→ **TASK TO CARRY OUT**
Output only the entries, exactly as given, without the pictures.

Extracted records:
□ □ □ □

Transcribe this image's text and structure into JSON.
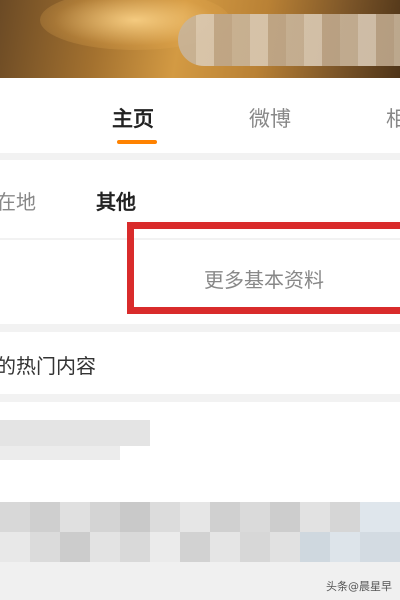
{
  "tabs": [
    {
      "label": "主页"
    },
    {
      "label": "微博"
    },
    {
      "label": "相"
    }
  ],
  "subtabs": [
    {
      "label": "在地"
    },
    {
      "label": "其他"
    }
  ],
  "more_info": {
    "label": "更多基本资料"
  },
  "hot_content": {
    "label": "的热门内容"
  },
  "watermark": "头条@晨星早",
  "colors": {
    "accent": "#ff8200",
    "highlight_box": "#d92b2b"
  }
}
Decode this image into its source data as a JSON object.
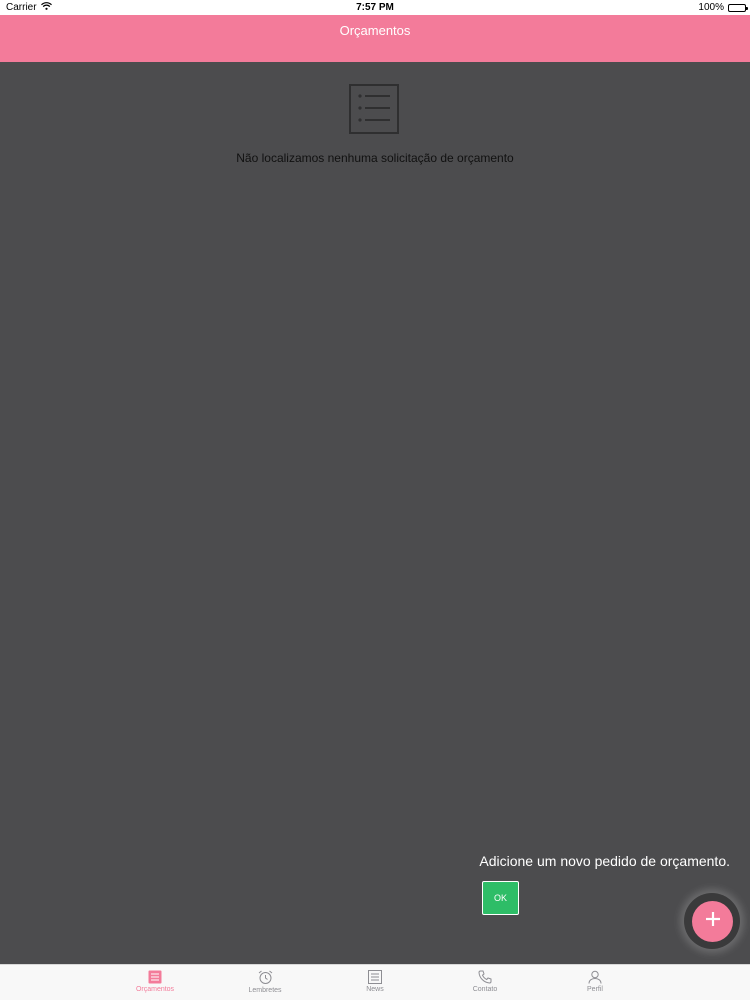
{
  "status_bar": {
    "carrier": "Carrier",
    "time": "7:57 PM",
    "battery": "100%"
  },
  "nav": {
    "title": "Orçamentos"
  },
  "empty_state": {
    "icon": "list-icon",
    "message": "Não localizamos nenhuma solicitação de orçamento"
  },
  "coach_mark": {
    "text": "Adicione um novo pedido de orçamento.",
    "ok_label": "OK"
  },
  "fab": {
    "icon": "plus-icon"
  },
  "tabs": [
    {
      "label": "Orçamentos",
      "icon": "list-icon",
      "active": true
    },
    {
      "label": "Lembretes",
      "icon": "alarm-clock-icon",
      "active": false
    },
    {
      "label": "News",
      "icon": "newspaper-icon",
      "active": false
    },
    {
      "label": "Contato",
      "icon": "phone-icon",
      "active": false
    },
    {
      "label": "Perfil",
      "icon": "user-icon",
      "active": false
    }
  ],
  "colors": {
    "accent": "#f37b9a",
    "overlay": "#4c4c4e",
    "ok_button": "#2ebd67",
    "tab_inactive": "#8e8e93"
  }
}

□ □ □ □

→ **YOUR RESPONSE**
Transcribe this image's text and structure into JSON.
{
  "tabs": [
    {
      "label": "主页"
    },
    {
      "label": "微博"
    },
    {
      "label": "相"
    }
  ],
  "subtabs": [
    {
      "label": "在地"
    },
    {
      "label": "其他"
    }
  ],
  "more_info": {
    "label": "更多基本资料"
  },
  "hot_content": {
    "label": "的热门内容"
  },
  "watermark": "头条@晨星早",
  "colors": {
    "accent": "#ff8200",
    "highlight_box": "#d92b2b"
  }
}
Decode this image into its source data as a JSON object.
{
  "status_bar": {
    "carrier": "Carrier",
    "time": "7:57 PM",
    "battery": "100%"
  },
  "nav": {
    "title": "Orçamentos"
  },
  "empty_state": {
    "icon": "list-icon",
    "message": "Não localizamos nenhuma solicitação de orçamento"
  },
  "coach_mark": {
    "text": "Adicione um novo pedido de orçamento.",
    "ok_label": "OK"
  },
  "fab": {
    "icon": "plus-icon"
  },
  "tabs": [
    {
      "label": "Orçamentos",
      "icon": "list-icon",
      "active": true
    },
    {
      "label": "Lembretes",
      "icon": "alarm-clock-icon",
      "active": false
    },
    {
      "label": "News",
      "icon": "newspaper-icon",
      "active": false
    },
    {
      "label": "Contato",
      "icon": "phone-icon",
      "active": false
    },
    {
      "label": "Perfil",
      "icon": "user-icon",
      "active": false
    }
  ],
  "colors": {
    "accent": "#f37b9a",
    "overlay": "#4c4c4e",
    "ok_button": "#2ebd67",
    "tab_inactive": "#8e8e93"
  }
}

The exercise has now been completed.